■ What needs to be done ■
From the first entry to the last, repeat the listing exactly.

** Opening The data block **

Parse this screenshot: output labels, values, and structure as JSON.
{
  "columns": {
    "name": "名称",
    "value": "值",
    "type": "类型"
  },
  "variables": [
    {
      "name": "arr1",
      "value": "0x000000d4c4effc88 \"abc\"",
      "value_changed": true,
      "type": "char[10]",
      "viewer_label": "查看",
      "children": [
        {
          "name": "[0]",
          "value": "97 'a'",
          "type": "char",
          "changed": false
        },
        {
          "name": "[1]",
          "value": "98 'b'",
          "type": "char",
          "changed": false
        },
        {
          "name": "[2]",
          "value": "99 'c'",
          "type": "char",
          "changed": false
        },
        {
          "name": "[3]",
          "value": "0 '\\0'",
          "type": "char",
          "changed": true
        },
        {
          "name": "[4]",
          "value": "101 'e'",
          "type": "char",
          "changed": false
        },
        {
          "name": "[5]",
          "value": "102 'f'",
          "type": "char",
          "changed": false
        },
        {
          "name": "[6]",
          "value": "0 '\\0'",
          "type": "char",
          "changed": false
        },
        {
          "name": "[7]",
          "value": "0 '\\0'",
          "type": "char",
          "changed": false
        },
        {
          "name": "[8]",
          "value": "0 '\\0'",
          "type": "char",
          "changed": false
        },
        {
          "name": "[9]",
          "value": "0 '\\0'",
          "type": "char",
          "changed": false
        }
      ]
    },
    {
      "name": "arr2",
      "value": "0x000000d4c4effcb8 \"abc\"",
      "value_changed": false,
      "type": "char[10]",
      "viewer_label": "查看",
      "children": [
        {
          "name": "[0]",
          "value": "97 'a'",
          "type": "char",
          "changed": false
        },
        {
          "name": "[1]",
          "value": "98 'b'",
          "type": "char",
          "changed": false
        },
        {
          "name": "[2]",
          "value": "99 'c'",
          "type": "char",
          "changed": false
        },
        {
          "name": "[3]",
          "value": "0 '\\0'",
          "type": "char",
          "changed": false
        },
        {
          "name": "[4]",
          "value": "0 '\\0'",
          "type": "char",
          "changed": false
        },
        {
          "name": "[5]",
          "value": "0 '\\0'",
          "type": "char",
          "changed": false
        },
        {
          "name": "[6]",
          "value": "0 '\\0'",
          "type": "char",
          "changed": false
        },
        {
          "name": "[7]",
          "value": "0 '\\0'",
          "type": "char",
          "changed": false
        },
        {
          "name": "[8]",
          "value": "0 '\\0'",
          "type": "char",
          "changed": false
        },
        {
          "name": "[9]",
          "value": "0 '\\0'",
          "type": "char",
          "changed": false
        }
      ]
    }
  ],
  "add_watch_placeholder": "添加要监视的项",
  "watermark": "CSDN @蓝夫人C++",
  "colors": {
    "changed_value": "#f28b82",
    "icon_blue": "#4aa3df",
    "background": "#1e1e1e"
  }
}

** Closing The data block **

■ Exercise result ■
Parse this screenshot: output labels, values, and structure as JSON.
{
  "columns": {
    "name": "名称",
    "value": "值",
    "type": "类型"
  },
  "variables": [
    {
      "name": "arr1",
      "value": "0x000000d4c4effc88 \"abc\"",
      "value_changed": true,
      "type": "char[10]",
      "viewer_label": "查看",
      "children": [
        {
          "name": "[0]",
          "value": "97 'a'",
          "type": "char",
          "changed": false
        },
        {
          "name": "[1]",
          "value": "98 'b'",
          "type": "char",
          "changed": false
        },
        {
          "name": "[2]",
          "value": "99 'c'",
          "type": "char",
          "changed": false
        },
        {
          "name": "[3]",
          "value": "0 '\\0'",
          "type": "char",
          "changed": true
        },
        {
          "name": "[4]",
          "value": "101 'e'",
          "type": "char",
          "changed": false
        },
        {
          "name": "[5]",
          "value": "102 'f'",
          "type": "char",
          "changed": false
        },
        {
          "name": "[6]",
          "value": "0 '\\0'",
          "type": "char",
          "changed": false
        },
        {
          "name": "[7]",
          "value": "0 '\\0'",
          "type": "char",
          "changed": false
        },
        {
          "name": "[8]",
          "value": "0 '\\0'",
          "type": "char",
          "changed": false
        },
        {
          "name": "[9]",
          "value": "0 '\\0'",
          "type": "char",
          "changed": false
        }
      ]
    },
    {
      "name": "arr2",
      "value": "0x000000d4c4effcb8 \"abc\"",
      "value_changed": false,
      "type": "char[10]",
      "viewer_label": "查看",
      "children": [
        {
          "name": "[0]",
          "value": "97 'a'",
          "type": "char",
          "changed": false
        },
        {
          "name": "[1]",
          "value": "98 'b'",
          "type": "char",
          "changed": false
        },
        {
          "name": "[2]",
          "value": "99 'c'",
          "type": "char",
          "changed": false
        },
        {
          "name": "[3]",
          "value": "0 '\\0'",
          "type": "char",
          "changed": false
        },
        {
          "name": "[4]",
          "value": "0 '\\0'",
          "type": "char",
          "changed": false
        },
        {
          "name": "[5]",
          "value": "0 '\\0'",
          "type": "char",
          "changed": false
        },
        {
          "name": "[6]",
          "value": "0 '\\0'",
          "type": "char",
          "changed": false
        },
        {
          "name": "[7]",
          "value": "0 '\\0'",
          "type": "char",
          "changed": false
        },
        {
          "name": "[8]",
          "value": "0 '\\0'",
          "type": "char",
          "changed": false
        },
        {
          "name": "[9]",
          "value": "0 '\\0'",
          "type": "char",
          "changed": false
        }
      ]
    }
  ],
  "add_watch_placeholder": "添加要监视的项",
  "watermark": "CSDN @蓝夫人C++",
  "colors": {
    "changed_value": "#f28b82",
    "icon_blue": "#4aa3df",
    "background": "#1e1e1e"
  }
}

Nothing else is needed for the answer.